Young men in Cape Town risk their lives by "train surfing". Ricardo Afrika photographed and filmed train surfers by sticking his cell phone camera out of a broken window on Metrorail's central line.
Train surfers stand outside a train, either on the side or on the top, while a train is moving. They perform stunts, such as dodging the overhead lines. It is extremely dangerous and illegal.
Most train surfing appears to take place between Mutual station and Khayelitsha. The images and videos here were filmed on 10 October at about 6:45pm between Philippi and Stock Road stations.
Surfing typically takes place during peak hours -- between 7am to 8am and from 3pm to 7pm. Trains are often congested during these times. Commuters hang on doors, windows, between carriages and even on top of the trains. But train surfing means more than merely hanging on to the outside; it involves doing stunts too. There were about ten people surfing when these images and videos were shot.
Surfers range in age from school boys to blue collar workers. Primary and high school students typically do what is called "ukulathaza": running next to the train on the platform until it is at high speed, and then they jump in. Some of the adults take it to the extreme of running on top of the train while it is in motion and ducking under cables and bridges, as in the videos below.
No one appears to make a serious effort to stop the surfers. There's a lack of security and the trains are packed, with no authorities around to check on safety. If there are security personnel, they usually stand with the drivers on each end of the train, which means they can't really see what happens when the train is in motion.

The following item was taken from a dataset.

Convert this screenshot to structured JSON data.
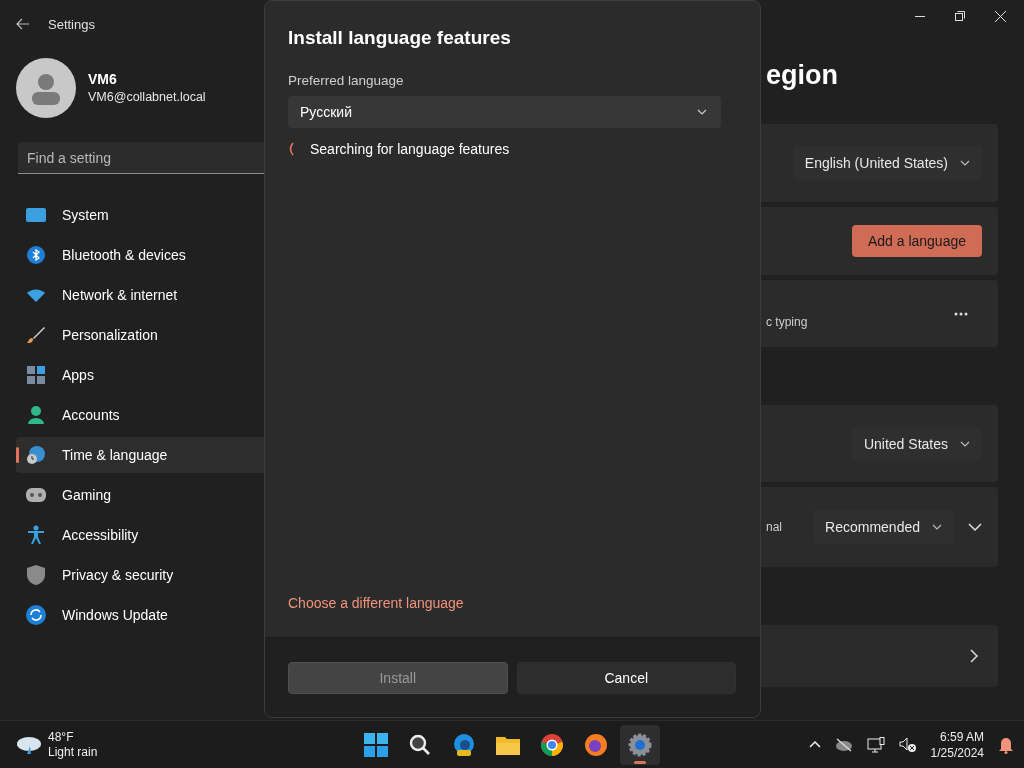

"Spiderman" is a blue collar worker who surfs. I asked him why he does it. He replied, "To us this is a sport. I mostly do it for adrenaline and the thrill can get addictive."